1658 J. ROWLAND tr. T. Muffet Theater of Insects in Topsell's Hist. Four-footed Beasts (rev. ed.) xvi. 982, I have seen only three kinds [of the lesser Locusts]..they are called Mantes, foretellers... They do shew the Spring to be at hand, so Anacreon the Poet sang; or else they foretell dearth and famine, as Cælius the Scholiast of Theocritus have observed.

In Sanskrit it became मन् man "to think" and मन्त्र mantra meaning "counsel" among other things, and मन्त्रिन् mantrin "king's counsellor, minister". This was borrowed into Malay as menteri, then into Portuguese as mandarim, mandarin.

Friday, 3 October 2008

Toronto Tamil

I've been noticing that Tamil signs in Toronto are often straight transliterations of English. It's interesting to see how English is represented in another phonological and orthographical system.

Vowels are inserted in consonant clusters, and the same letter is used for more than one English phoneme, for instance /s/ and /tʃ/. Tamil doesn't make a phonemic distinction between /t/ and /d/, so in order to make the distinction, rhotic letters (/r/ sounds) are often used for English /t/. For instance, English great becomes கிறேற் kiṟēṟ.

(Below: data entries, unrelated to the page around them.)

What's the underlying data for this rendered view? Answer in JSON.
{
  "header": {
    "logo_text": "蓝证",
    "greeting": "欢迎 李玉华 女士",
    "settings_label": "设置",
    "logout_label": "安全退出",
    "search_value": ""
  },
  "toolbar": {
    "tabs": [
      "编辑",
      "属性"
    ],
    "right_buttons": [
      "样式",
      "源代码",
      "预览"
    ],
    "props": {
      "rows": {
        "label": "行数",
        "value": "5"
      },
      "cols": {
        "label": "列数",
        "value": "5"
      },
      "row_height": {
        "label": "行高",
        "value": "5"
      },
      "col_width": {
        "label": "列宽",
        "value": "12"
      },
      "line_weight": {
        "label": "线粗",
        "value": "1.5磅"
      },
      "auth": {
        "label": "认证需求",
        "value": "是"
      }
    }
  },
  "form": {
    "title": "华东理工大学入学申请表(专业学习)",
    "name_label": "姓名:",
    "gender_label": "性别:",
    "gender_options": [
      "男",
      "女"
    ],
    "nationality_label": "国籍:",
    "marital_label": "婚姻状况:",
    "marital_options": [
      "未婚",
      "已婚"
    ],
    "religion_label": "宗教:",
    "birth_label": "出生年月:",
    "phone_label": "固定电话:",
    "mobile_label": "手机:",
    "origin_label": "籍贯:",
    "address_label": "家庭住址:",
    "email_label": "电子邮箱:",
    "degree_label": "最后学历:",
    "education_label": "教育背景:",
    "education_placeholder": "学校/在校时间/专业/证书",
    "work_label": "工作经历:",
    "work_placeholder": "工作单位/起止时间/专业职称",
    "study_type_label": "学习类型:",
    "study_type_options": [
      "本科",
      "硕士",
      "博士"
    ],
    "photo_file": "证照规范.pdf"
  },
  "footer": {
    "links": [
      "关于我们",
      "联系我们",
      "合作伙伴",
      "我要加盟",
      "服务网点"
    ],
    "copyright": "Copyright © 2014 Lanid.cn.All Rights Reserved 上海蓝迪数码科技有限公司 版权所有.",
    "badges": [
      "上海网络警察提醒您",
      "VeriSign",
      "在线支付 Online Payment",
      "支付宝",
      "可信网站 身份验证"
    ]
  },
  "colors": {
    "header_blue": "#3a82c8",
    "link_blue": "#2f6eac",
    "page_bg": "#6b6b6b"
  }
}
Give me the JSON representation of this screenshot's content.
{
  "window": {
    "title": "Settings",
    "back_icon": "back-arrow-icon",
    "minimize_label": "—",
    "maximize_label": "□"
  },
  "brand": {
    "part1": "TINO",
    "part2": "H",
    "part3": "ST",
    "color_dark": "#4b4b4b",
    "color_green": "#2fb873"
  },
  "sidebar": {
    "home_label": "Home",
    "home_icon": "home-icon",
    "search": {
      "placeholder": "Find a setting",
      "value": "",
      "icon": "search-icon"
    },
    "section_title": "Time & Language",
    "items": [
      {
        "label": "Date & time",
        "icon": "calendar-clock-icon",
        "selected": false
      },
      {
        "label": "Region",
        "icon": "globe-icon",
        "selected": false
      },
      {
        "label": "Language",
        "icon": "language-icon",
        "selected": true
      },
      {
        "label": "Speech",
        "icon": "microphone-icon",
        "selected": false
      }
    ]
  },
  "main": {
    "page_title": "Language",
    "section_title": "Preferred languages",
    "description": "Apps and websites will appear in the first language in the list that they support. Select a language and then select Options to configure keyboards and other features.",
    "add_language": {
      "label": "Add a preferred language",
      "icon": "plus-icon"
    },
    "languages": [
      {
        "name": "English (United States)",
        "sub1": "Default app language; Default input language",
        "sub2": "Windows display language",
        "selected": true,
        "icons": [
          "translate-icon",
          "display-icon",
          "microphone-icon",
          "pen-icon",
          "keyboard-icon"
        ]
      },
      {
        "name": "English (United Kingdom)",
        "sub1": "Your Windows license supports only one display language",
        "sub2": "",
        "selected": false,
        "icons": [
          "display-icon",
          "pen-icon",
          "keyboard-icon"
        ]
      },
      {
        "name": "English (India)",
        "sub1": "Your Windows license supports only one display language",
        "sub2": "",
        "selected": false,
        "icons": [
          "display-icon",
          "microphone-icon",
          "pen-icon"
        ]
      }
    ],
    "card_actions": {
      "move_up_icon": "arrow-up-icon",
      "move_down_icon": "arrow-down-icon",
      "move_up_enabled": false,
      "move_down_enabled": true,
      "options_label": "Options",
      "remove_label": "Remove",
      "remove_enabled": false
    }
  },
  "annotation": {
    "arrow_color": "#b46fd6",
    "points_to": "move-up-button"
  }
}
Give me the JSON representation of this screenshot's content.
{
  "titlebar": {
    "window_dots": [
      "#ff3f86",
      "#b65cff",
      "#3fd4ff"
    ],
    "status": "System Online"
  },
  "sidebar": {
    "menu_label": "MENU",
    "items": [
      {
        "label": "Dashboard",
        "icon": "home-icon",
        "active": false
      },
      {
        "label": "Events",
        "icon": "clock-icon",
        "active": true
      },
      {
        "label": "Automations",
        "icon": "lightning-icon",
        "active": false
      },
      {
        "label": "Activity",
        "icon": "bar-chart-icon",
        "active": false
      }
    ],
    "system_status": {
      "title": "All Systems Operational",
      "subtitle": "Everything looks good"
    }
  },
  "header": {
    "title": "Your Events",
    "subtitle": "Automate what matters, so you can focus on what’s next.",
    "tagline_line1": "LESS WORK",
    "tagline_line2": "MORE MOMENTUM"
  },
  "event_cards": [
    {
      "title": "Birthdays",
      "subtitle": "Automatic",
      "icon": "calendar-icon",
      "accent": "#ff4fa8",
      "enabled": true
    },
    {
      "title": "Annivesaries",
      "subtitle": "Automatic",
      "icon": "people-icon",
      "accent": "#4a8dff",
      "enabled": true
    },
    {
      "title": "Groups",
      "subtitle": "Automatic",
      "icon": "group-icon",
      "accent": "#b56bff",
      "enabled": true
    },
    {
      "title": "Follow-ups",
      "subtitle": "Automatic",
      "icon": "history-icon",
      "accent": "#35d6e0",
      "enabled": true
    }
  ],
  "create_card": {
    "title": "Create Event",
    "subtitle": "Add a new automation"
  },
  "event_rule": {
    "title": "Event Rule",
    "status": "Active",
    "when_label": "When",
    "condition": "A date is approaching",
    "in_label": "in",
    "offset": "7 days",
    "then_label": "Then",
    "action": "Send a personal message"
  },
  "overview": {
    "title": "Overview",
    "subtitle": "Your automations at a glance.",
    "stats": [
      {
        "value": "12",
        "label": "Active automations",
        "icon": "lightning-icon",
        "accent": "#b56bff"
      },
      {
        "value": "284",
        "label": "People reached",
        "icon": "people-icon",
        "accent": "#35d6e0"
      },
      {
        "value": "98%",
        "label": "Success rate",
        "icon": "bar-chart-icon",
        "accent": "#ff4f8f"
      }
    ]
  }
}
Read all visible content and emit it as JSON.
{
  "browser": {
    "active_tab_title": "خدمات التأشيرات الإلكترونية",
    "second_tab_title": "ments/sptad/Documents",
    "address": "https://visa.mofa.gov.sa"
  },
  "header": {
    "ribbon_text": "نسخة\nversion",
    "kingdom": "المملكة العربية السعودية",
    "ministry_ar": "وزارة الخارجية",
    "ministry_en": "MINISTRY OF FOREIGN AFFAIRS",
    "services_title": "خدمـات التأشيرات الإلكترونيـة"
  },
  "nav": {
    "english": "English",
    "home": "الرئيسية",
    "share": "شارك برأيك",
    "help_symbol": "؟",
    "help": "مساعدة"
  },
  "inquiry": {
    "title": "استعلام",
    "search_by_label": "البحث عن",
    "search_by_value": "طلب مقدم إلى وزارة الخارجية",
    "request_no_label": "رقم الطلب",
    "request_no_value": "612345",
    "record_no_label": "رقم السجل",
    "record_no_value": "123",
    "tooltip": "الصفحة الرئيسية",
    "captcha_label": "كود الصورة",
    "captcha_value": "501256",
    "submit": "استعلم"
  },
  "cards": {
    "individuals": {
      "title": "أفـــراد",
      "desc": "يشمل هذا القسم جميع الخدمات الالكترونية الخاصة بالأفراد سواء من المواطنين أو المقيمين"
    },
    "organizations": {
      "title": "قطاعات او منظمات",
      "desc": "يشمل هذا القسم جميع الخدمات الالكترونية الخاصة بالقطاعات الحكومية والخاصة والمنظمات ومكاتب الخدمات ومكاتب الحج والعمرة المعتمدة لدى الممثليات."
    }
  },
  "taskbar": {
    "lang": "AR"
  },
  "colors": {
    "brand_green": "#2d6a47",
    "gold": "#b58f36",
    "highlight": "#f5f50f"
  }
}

btw, today wikipedia informs me about Tamil phonology that "Though many characters sound alike, the different tongue-teeth vocal coordinations, produce different sound tones." Thanks for that.


நித்தியாஸ் ரெக்ஸ் அன் ஜுவல்லறி - nittiyās reks aṉ juvallaṟi - Nithya's Tex and Jewellery


விடோ தியேட்டர் - viṭō tiyēṭṭar - video theatre


சில்க் - cilk - silk


கிறேற் பேணிச்சர் - kiṟēṟ pēṇiccar - that is, "Great Furniture", the name of the store


லைப்ஸ்டைல் ஹேர் சலூன் - laipsṭail hēr calūṉ - Lifestyle Hair Saloon

Wednesday, 1 October 2008

sneeze and pneumatic

sneeze is an interesting word... earlier it was fnese, from Old English *fnēosan "to sneeze". The fn combination, altho found in a few Old English words, fell out of use, and fnese became neeze, and then sneeze. The sn is possibly due to a misreading of the first letter of fnese, and also "probably assisted by its phonetic appropriateness; it may have been felt as a strengthened form of neeze" (OED). "Phonetic appropriateness" no doubt refers to sn- as a possible phonestheme; other sn- words connected with the nose are snore, snort, snark, snorkel, sneer, snot, snout, schnoz, snuffle, sniff, and possibly snip, snap, snub.

fnēosan is from Proto-Indo-European *pneu- "to breathe" (which itself is an "imitative root"), which in Greek became πνεῦμα pneuma "breath" and pneumatic.